Preheat oven to 425°. Line a baking sheet with an extra-long piece of aluminum foil; then bunch the foil up in spots to create 20 small wells, which will hold the oysters and keep them upright.
Make the topping: In a medium-size bowl, stir together crushed crackers and 4 tablespoons melted butter. Set aside.
In a medium-size saucepan over medium-high heat, melt 2 tablespoons butter. Add shallots and cook until translucent, about 4 minutes. Remove pan from heat and add Pernod. Return pan to heat and bring liquid to a simmer. Once simmering, remove pan from heat again and use a match to ignite the liquid, letting the alcohol burn off for 10 to 15 seconds (the flames will subside on their own).

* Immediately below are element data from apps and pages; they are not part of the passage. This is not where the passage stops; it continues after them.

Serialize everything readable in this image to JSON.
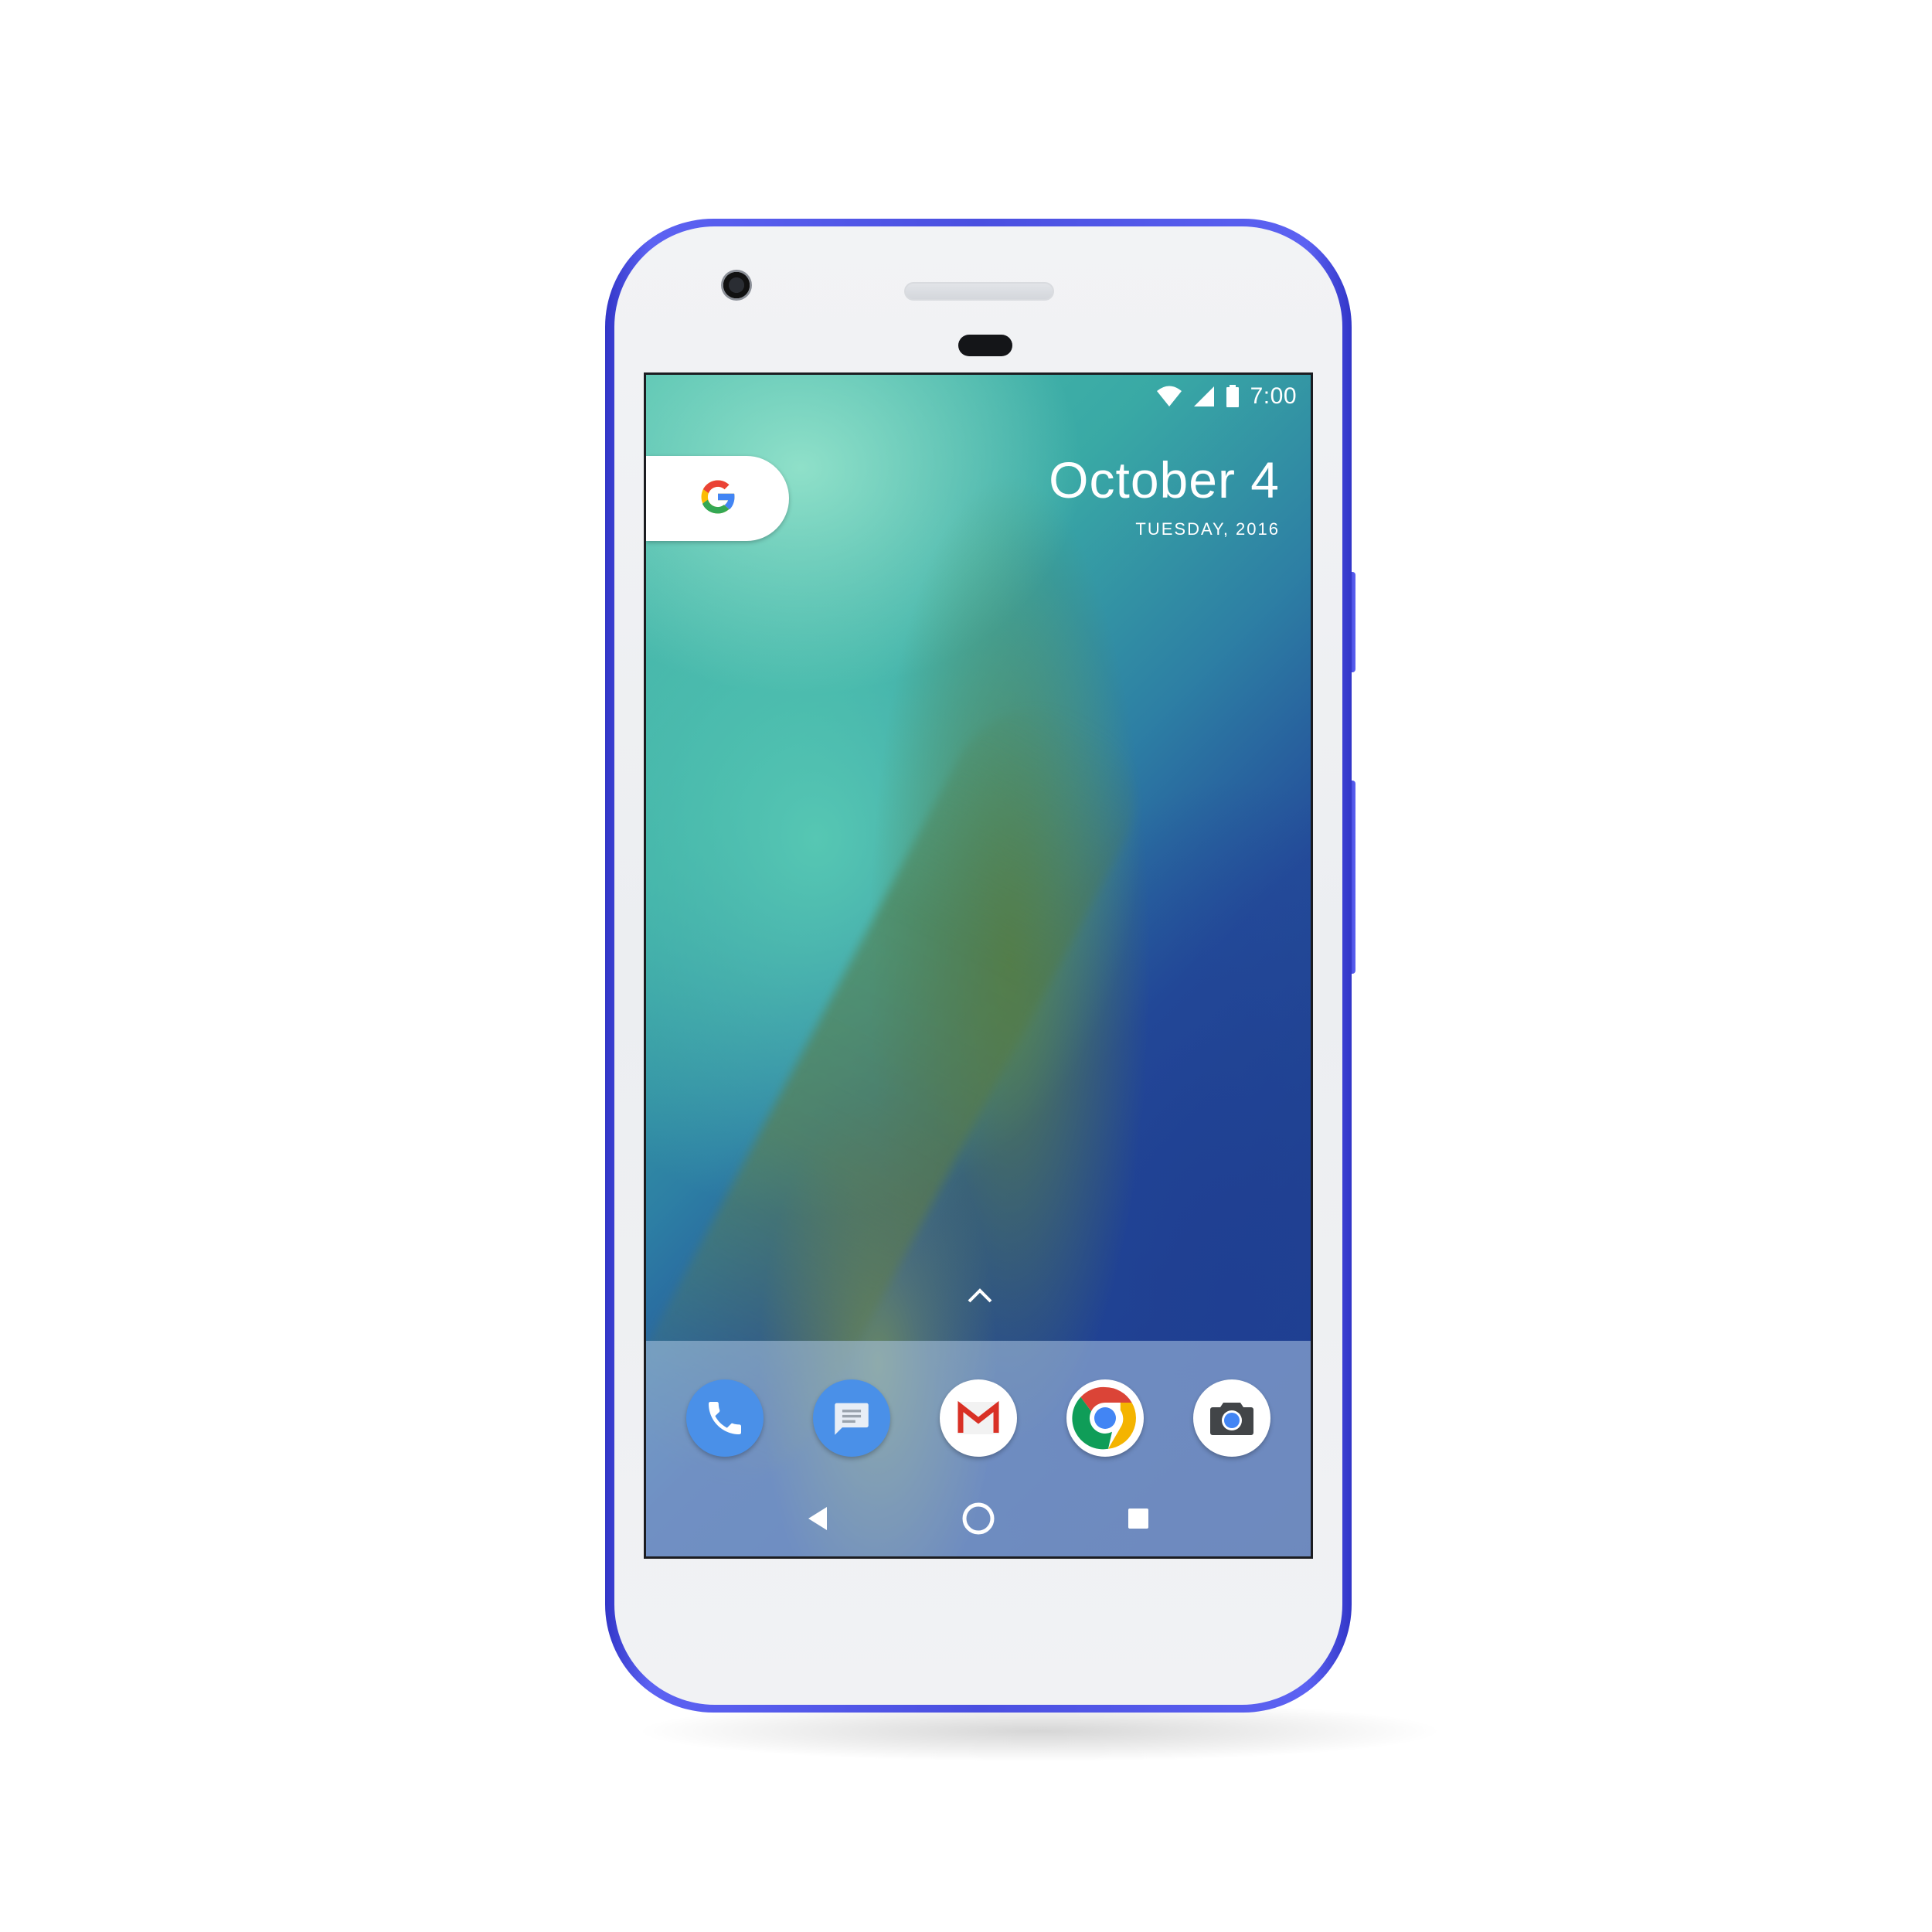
{
  "status_bar": {
    "time": "7:00",
    "icons": [
      "wifi-icon",
      "cell-signal-icon",
      "battery-icon"
    ]
  },
  "google_widget": {
    "icon": "google-g-icon",
    "colors": {
      "blue": "#4285F4",
      "red": "#EA4335",
      "yellow": "#FBBC05",
      "green": "#34A853"
    }
  },
  "date_widget": {
    "date": "October 4",
    "weekday_year": "TUESDAY, 2016"
  },
  "app_drawer": {
    "icon": "chevron-up-icon"
  },
  "dock": {
    "apps": [
      {
        "name": "phone-app-icon",
        "color": "#4A90E8"
      },
      {
        "name": "messages-app-icon",
        "color": "#4A90E8"
      },
      {
        "name": "gmail-app-icon",
        "color": "#FFFFFF"
      },
      {
        "name": "chrome-app-icon",
        "color": "#FFFFFF"
      },
      {
        "name": "camera-app-icon",
        "color": "#FFFFFF"
      }
    ]
  },
  "nav_bar": {
    "buttons": [
      "back-icon",
      "home-icon",
      "overview-icon"
    ]
  },
  "device": {
    "frame_color": "#4A4FE0"
  }
}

Add cream and tarragon, bring to a simmer, and cook until reduced by half, about 10 minutes. Add spinach and cook, stirring, until wilted. Remove pan from heat, stir in cheese, and let stand until cool.
Meanwhile, shuck oysters, preserving their liquor (juices) in the shells. Nestle shells in foil on prepared baking sheet. Add 1 tablespoon sauce to each oyster and sprinkle with 1 tablespoon cracker mixture.
Bake until sauce is bubbling and topping is golden brown, about 5 minutes. Season with salt and pepper to taste.